• _PROVIDED DATA_

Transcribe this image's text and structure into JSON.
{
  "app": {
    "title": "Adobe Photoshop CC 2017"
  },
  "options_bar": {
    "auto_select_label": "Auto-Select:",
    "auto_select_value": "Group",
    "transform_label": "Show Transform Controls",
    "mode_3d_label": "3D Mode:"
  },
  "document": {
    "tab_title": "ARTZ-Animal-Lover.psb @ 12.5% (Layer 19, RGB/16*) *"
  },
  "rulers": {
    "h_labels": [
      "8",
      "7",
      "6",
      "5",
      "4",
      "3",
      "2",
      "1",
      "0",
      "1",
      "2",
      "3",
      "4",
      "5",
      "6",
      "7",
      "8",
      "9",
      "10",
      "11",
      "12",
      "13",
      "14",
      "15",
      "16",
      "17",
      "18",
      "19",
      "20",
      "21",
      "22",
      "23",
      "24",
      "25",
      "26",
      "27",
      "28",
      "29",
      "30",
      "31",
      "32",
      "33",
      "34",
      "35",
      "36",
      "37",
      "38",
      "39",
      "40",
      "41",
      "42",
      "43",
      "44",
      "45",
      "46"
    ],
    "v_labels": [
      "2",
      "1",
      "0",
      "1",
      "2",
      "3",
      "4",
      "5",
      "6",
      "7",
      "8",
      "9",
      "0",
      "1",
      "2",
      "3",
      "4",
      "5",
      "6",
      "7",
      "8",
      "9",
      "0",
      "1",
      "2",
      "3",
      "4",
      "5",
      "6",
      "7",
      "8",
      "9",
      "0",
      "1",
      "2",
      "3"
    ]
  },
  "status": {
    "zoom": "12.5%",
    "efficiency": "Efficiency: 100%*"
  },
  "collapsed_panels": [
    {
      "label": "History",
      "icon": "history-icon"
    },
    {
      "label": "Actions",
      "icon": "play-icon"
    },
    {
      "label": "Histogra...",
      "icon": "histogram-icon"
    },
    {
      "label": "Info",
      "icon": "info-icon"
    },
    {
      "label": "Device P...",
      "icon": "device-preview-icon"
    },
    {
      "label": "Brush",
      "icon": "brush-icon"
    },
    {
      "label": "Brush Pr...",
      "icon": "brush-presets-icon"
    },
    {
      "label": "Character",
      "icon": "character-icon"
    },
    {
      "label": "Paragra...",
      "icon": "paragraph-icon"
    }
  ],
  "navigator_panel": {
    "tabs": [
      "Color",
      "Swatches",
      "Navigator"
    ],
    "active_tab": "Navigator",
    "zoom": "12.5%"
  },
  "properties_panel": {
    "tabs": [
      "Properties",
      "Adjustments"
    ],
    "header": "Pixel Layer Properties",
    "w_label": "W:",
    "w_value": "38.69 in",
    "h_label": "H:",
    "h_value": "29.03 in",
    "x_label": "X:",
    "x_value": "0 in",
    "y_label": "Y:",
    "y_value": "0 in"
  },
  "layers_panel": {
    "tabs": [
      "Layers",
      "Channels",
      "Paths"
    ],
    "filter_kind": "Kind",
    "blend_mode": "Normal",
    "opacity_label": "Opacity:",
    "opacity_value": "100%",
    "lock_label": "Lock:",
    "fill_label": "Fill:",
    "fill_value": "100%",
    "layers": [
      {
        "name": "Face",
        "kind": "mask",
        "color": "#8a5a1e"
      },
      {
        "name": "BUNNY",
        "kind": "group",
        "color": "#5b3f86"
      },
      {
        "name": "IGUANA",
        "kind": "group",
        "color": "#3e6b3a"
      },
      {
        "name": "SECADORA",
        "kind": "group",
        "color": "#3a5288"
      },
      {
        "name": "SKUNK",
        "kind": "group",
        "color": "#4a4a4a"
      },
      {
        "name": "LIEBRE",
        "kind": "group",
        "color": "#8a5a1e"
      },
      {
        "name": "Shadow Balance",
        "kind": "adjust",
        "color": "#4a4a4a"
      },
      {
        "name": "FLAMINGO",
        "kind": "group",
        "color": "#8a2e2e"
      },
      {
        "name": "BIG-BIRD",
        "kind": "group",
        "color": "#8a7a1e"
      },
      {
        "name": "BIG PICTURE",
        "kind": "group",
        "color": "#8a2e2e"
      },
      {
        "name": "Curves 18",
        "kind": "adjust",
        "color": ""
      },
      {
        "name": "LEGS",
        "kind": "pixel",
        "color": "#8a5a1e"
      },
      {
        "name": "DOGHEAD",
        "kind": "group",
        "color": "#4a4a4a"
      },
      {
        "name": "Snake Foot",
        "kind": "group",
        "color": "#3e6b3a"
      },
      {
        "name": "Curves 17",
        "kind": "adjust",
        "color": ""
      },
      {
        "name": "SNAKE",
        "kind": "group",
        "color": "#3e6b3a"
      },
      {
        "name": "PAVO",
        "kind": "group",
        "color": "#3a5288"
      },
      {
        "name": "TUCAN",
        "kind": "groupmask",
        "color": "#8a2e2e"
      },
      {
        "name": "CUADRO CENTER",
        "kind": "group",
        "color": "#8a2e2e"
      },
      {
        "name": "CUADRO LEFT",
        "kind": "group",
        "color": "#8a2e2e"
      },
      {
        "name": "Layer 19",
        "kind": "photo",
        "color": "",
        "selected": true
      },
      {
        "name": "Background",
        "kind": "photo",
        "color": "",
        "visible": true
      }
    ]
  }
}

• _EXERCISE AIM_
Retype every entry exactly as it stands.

• _ANSWER BOX_
Transcribe this image's text and structure into JSON.
{
  "app": {
    "title": "Adobe Photoshop CC 2017"
  },
  "options_bar": {
    "auto_select_label": "Auto-Select:",
    "auto_select_value": "Group",
    "transform_label": "Show Transform Controls",
    "mode_3d_label": "3D Mode:"
  },
  "document": {
    "tab_title": "ARTZ-Animal-Lover.psb @ 12.5% (Layer 19, RGB/16*) *"
  },
  "rulers": {
    "h_labels": [
      "8",
      "7",
      "6",
      "5",
      "4",
      "3",
      "2",
      "1",
      "0",
      "1",
      "2",
      "3",
      "4",
      "5",
      "6",
      "7",
      "8",
      "9",
      "10",
      "11",
      "12",
      "13",
      "14",
      "15",
      "16",
      "17",
      "18",
      "19",
      "20",
      "21",
      "22",
      "23",
      "24",
      "25",
      "26",
      "27",
      "28",
      "29",
      "30",
      "31",
      "32",
      "33",
      "34",
      "35",
      "36",
      "37",
      "38",
      "39",
      "40",
      "41",
      "42",
      "43",
      "44",
      "45",
      "46"
    ],
    "v_labels": [
      "2",
      "1",
      "0",
      "1",
      "2",
      "3",
      "4",
      "5",
      "6",
      "7",
      "8",
      "9",
      "0",
      "1",
      "2",
      "3",
      "4",
      "5",
      "6",
      "7",
      "8",
      "9",
      "0",
      "1",
      "2",
      "3",
      "4",
      "5",
      "6",
      "7",
      "8",
      "9",
      "0",
      "1",
      "2",
      "3"
    ]
  },
  "status": {
    "zoom": "12.5%",
    "efficiency": "Efficiency: 100%*"
  },
  "collapsed_panels": [
    {
      "label": "History",
      "icon": "history-icon"
    },
    {
      "label": "Actions",
      "icon": "play-icon"
    },
    {
      "label": "Histogra...",
      "icon": "histogram-icon"
    },
    {
      "label": "Info",
      "icon": "info-icon"
    },
    {
      "label": "Device P...",
      "icon": "device-preview-icon"
    },
    {
      "label": "Brush",
      "icon": "brush-icon"
    },
    {
      "label": "Brush Pr...",
      "icon": "brush-presets-icon"
    },
    {
      "label": "Character",
      "icon": "character-icon"
    },
    {
      "label": "Paragra...",
      "icon": "paragraph-icon"
    }
  ],
  "navigator_panel": {
    "tabs": [
      "Color",
      "Swatches",
      "Navigator"
    ],
    "active_tab": "Navigator",
    "zoom": "12.5%"
  },
  "properties_panel": {
    "tabs": [
      "Properties",
      "Adjustments"
    ],
    "header": "Pixel Layer Properties",
    "w_label": "W:",
    "w_value": "38.69 in",
    "h_label": "H:",
    "h_value": "29.03 in",
    "x_label": "X:",
    "x_value": "0 in",
    "y_label": "Y:",
    "y_value": "0 in"
  },
  "layers_panel": {
    "tabs": [
      "Layers",
      "Channels",
      "Paths"
    ],
    "filter_kind": "Kind",
    "blend_mode": "Normal",
    "opacity_label": "Opacity:",
    "opacity_value": "100%",
    "lock_label": "Lock:",
    "fill_label": "Fill:",
    "fill_value": "100%",
    "layers": [
      {
        "name": "Face",
        "kind": "mask",
        "color": "#8a5a1e"
      },
      {
        "name": "BUNNY",
        "kind": "group",
        "color": "#5b3f86"
      },
      {
        "name": "IGUANA",
        "kind": "group",
        "color": "#3e6b3a"
      },
      {
        "name": "SECADORA",
        "kind": "group",
        "color": "#3a5288"
      },
      {
        "name": "SKUNK",
        "kind": "group",
        "color": "#4a4a4a"
      },
      {
        "name": "LIEBRE",
        "kind": "group",
        "color": "#8a5a1e"
      },
      {
        "name": "Shadow Balance",
        "kind": "adjust",
        "color": "#4a4a4a"
      },
      {
        "name": "FLAMINGO",
        "kind": "group",
        "color": "#8a2e2e"
      },
      {
        "name": "BIG-BIRD",
        "kind": "group",
        "color": "#8a7a1e"
      },
      {
        "name": "BIG PICTURE",
        "kind": "group",
        "color": "#8a2e2e"
      },
      {
        "name": "Curves 18",
        "kind": "adjust",
        "color": ""
      },
      {
        "name": "LEGS",
        "kind": "pixel",
        "color": "#8a5a1e"
      },
      {
        "name": "DOGHEAD",
        "kind": "group",
        "color": "#4a4a4a"
      },
      {
        "name": "Snake Foot",
        "kind": "group",
        "color": "#3e6b3a"
      },
      {
        "name": "Curves 17",
        "kind": "adjust",
        "color": ""
      },
      {
        "name": "SNAKE",
        "kind": "group",
        "color": "#3e6b3a"
      },
      {
        "name": "PAVO",
        "kind": "group",
        "color": "#3a5288"
      },
      {
        "name": "TUCAN",
        "kind": "groupmask",
        "color": "#8a2e2e"
      },
      {
        "name": "CUADRO CENTER",
        "kind": "group",
        "color": "#8a2e2e"
      },
      {
        "name": "CUADRO LEFT",
        "kind": "group",
        "color": "#8a2e2e"
      },
      {
        "name": "Layer 19",
        "kind": "photo",
        "color": "",
        "selected": true
      },
      {
        "name": "Background",
        "kind": "photo",
        "color": "",
        "visible": true
      }
    ]
  }
}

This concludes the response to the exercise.